[PROBLEM STATEMENT] Each line below that contains the word "icon" must be copied.

*-*-*

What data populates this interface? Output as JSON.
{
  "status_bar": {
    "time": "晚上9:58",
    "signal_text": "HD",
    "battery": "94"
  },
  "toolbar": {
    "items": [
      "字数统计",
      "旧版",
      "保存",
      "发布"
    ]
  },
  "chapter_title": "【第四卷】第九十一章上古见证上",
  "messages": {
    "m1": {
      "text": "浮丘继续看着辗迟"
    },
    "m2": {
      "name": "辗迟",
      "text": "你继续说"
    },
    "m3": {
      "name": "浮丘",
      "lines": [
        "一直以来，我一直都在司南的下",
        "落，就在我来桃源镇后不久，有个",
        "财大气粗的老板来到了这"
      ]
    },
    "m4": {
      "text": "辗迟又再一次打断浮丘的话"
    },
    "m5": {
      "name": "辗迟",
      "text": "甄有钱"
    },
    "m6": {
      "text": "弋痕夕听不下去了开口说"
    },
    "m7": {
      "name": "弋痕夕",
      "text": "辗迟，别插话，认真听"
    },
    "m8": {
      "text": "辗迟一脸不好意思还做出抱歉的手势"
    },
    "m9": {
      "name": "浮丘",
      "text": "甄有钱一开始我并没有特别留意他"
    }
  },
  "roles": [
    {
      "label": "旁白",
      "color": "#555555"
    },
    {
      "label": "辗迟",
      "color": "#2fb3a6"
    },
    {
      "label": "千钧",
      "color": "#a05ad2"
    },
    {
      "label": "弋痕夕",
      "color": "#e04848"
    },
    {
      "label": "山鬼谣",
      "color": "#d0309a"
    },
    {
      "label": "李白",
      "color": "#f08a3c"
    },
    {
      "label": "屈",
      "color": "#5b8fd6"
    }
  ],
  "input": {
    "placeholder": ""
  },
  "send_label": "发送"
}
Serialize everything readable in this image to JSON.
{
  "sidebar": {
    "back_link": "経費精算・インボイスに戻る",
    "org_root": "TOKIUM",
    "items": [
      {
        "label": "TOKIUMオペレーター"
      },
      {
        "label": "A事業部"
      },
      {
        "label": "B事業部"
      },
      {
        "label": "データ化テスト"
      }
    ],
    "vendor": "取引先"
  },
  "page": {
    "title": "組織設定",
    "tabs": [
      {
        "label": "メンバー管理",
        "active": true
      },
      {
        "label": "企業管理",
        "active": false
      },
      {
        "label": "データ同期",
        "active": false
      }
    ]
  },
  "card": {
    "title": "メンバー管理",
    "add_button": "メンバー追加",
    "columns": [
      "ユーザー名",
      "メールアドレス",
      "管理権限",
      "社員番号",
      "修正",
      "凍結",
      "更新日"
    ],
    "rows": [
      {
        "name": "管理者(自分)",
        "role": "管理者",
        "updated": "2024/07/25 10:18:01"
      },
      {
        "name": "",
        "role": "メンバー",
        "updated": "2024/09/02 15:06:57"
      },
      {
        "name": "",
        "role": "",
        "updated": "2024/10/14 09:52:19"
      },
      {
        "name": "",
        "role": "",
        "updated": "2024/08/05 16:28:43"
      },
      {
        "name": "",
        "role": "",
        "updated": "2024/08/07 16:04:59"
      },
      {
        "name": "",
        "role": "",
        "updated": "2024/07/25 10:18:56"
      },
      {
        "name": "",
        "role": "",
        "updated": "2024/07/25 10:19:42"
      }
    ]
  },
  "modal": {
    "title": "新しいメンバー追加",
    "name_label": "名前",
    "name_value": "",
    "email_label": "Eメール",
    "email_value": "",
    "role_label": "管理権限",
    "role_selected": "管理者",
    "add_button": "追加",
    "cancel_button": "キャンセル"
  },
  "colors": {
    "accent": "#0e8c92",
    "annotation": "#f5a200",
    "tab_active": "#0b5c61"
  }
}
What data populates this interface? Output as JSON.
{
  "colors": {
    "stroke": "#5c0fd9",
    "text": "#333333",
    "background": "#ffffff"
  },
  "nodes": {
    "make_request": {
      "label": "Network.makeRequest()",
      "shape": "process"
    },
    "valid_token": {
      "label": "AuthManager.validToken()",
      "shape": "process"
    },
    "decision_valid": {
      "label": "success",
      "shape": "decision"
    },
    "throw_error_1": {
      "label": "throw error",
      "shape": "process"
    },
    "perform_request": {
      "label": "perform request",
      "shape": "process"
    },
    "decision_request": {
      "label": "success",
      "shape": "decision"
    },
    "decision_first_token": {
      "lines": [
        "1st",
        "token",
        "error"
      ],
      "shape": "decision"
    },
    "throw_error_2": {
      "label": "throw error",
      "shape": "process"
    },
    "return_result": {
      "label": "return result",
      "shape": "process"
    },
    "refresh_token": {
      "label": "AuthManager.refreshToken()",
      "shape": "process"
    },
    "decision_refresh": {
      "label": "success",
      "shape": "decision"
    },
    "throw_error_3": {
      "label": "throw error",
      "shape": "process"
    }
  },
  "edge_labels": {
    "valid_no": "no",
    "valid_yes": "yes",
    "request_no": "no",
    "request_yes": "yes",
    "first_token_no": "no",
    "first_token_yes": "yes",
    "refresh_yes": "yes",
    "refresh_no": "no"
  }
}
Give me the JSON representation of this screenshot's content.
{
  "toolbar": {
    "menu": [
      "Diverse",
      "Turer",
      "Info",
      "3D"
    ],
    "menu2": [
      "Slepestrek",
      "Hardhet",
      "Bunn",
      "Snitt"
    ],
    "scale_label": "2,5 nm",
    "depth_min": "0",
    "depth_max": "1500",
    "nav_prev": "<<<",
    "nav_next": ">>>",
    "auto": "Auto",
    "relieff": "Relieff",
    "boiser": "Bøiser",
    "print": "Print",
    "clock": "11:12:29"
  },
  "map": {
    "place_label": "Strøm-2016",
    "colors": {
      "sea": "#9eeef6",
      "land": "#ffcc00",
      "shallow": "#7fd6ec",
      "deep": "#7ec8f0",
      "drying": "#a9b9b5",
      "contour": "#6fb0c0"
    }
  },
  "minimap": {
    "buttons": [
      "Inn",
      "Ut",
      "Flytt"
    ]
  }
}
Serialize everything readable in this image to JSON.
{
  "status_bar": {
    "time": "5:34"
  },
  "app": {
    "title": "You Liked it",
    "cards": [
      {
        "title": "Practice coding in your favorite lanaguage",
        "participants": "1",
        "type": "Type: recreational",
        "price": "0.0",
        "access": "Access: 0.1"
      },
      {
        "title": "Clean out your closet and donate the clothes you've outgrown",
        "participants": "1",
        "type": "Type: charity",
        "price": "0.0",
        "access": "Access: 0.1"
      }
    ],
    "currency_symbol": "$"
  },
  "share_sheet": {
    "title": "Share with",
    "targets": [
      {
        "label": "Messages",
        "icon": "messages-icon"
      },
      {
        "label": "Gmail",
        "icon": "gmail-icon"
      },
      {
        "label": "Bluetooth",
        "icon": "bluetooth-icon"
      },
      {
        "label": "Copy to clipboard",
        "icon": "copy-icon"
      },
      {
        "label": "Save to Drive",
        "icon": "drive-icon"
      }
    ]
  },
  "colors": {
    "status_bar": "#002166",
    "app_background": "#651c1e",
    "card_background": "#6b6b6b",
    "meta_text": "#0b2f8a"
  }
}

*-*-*

[SOLUTION TO THIS PROBLEM]
        "icon": "messages-icon"
        "icon": "gmail-icon"
        "icon": "bluetooth-icon"
        "icon": "copy-icon"
        "icon": "drive-icon"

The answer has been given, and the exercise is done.